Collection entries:
━━━━━━━━━━━━━━━━━━━━━━━━━━━━━━
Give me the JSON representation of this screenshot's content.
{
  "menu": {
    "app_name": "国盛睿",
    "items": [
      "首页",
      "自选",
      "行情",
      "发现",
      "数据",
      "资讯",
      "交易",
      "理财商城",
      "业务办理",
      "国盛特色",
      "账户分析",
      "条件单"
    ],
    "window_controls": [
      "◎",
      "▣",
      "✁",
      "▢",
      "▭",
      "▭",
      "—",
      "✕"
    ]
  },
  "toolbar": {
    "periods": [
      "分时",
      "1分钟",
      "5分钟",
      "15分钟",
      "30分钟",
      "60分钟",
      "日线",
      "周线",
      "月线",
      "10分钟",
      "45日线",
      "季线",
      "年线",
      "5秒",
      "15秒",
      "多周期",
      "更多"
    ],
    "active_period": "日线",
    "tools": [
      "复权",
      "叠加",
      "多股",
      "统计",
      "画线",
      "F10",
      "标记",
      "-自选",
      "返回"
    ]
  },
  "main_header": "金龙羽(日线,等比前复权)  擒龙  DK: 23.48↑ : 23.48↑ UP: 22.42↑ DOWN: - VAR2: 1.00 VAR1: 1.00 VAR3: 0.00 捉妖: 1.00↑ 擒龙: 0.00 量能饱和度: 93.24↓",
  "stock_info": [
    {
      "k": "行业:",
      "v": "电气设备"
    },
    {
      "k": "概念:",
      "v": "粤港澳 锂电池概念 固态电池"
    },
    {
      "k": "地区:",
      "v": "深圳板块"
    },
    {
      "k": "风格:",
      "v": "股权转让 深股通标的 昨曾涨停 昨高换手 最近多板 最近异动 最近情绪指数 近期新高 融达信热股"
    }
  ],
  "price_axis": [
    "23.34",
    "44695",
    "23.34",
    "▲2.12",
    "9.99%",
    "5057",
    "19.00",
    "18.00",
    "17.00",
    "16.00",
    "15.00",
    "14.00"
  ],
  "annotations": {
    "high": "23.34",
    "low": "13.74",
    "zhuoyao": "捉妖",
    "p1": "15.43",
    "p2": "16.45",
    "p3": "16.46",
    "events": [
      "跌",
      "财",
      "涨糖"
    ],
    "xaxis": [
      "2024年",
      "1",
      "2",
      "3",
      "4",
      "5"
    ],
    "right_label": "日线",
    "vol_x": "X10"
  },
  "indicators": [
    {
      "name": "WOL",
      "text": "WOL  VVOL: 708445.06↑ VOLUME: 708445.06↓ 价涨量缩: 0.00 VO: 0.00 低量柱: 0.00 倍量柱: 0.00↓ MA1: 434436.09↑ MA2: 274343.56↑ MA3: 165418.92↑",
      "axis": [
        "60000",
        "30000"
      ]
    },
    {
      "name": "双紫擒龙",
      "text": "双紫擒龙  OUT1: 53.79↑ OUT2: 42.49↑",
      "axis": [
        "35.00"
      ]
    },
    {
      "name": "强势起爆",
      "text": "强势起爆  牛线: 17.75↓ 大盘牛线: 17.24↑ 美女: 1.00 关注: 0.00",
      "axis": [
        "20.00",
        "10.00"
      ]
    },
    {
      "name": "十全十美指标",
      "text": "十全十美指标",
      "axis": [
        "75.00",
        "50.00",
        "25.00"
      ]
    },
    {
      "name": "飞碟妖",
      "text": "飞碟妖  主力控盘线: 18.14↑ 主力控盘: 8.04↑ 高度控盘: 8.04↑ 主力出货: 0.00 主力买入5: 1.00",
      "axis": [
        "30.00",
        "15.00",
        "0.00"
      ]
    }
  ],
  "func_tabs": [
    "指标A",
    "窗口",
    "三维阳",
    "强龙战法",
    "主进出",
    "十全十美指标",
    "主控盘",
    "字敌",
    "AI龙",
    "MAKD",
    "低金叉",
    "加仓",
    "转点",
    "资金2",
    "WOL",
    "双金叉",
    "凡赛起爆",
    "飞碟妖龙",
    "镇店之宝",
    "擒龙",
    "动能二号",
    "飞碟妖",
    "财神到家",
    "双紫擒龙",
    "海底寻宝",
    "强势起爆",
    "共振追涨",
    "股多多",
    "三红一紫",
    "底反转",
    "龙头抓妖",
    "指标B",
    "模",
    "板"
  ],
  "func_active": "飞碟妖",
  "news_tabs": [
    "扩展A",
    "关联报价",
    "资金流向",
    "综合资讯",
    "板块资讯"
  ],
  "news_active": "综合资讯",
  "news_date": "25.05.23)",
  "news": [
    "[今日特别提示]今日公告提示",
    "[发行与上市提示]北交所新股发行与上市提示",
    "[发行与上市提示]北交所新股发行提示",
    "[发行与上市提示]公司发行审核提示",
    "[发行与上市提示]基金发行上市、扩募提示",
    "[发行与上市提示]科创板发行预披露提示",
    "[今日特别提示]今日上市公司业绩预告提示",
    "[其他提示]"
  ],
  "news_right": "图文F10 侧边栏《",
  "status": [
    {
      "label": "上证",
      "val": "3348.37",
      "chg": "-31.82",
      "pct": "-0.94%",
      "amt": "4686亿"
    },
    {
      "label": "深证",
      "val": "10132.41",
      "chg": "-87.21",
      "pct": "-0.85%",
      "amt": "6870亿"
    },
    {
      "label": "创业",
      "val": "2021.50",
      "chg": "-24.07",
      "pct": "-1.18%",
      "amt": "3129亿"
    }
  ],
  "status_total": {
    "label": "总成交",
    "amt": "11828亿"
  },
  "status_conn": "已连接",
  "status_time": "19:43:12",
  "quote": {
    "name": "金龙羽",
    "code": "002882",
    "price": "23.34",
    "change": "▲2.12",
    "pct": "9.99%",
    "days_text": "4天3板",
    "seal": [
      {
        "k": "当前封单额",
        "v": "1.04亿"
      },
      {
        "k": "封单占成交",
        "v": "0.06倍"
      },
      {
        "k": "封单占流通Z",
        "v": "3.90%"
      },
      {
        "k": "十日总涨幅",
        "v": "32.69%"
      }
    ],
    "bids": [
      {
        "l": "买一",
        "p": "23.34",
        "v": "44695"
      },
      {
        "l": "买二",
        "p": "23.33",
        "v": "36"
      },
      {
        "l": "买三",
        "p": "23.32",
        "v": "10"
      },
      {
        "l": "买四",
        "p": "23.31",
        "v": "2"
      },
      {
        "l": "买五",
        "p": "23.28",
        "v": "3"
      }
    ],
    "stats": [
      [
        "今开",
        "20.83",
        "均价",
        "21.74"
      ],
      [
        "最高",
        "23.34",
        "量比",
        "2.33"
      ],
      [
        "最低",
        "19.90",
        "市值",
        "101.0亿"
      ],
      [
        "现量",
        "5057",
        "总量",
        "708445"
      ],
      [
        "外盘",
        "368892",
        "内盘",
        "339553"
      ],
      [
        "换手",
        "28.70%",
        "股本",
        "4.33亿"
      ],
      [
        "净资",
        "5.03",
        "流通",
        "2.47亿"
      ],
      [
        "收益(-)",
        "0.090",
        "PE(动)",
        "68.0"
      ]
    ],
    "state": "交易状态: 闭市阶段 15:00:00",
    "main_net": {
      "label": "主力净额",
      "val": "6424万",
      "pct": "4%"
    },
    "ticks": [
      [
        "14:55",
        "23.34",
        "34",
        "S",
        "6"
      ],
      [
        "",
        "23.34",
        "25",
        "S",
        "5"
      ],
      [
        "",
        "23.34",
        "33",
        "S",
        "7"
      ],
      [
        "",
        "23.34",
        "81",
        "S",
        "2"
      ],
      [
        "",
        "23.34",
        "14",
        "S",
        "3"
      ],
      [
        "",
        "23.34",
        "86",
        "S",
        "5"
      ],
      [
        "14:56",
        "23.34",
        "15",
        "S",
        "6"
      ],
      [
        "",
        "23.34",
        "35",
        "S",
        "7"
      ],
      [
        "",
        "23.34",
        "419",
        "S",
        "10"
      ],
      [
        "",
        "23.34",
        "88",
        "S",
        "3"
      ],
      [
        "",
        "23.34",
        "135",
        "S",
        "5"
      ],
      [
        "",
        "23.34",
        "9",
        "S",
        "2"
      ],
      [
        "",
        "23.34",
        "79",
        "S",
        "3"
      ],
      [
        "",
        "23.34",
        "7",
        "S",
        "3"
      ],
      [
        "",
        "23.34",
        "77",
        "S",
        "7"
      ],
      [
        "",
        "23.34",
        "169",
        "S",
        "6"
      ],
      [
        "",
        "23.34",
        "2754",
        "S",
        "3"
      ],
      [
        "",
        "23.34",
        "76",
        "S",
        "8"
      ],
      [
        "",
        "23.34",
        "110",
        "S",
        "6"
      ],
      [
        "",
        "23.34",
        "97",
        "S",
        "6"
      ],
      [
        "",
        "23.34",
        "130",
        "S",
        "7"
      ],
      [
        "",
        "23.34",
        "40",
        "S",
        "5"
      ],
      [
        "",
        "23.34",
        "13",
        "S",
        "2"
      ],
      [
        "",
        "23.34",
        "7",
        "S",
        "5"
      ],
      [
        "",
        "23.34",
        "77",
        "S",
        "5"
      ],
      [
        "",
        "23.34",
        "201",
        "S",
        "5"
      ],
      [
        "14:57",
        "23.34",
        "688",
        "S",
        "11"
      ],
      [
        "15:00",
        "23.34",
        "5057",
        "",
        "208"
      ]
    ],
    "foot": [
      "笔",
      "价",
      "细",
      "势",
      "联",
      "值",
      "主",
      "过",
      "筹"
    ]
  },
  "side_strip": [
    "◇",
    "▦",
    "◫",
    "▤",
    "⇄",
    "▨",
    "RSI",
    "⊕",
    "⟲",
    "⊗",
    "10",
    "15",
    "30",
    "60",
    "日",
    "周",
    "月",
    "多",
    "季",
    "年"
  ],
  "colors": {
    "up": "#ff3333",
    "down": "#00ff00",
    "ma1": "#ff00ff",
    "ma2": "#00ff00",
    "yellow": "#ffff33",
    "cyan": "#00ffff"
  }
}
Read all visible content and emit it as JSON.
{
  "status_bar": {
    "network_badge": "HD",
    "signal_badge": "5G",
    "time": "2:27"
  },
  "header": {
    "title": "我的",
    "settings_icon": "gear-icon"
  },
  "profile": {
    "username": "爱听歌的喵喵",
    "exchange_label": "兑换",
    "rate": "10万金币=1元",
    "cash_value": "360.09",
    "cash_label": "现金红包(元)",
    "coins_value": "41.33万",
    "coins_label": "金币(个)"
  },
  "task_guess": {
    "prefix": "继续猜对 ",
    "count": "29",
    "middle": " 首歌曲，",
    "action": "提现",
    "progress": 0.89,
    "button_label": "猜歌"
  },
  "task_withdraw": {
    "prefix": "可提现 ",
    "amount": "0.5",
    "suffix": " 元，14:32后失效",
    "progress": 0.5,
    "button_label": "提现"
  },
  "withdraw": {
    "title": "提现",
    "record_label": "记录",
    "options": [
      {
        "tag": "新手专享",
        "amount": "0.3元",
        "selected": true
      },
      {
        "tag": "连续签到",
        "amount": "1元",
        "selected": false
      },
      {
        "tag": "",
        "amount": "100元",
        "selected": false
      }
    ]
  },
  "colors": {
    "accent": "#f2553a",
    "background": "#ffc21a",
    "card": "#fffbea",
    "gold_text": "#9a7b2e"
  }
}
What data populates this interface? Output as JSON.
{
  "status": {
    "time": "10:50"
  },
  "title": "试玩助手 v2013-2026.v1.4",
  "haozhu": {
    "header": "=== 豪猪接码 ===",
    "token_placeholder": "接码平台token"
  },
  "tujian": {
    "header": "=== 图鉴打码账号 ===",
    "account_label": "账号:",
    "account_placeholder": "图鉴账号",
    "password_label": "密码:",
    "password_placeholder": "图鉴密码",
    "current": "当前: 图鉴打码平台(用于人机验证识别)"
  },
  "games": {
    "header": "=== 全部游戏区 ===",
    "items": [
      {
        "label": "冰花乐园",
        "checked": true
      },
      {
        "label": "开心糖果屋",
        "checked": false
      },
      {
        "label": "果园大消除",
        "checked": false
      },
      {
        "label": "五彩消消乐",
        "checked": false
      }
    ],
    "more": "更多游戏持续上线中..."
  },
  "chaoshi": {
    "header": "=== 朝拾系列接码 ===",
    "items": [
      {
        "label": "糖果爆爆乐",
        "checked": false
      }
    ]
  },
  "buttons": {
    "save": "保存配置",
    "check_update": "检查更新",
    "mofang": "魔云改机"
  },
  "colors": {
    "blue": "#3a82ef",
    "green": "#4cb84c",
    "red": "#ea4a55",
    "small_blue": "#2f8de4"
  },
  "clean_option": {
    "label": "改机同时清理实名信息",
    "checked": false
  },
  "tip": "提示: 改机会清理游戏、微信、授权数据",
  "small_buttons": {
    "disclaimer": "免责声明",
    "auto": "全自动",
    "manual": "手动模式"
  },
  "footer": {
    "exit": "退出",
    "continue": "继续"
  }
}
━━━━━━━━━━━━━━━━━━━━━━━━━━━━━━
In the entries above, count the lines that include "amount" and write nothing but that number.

4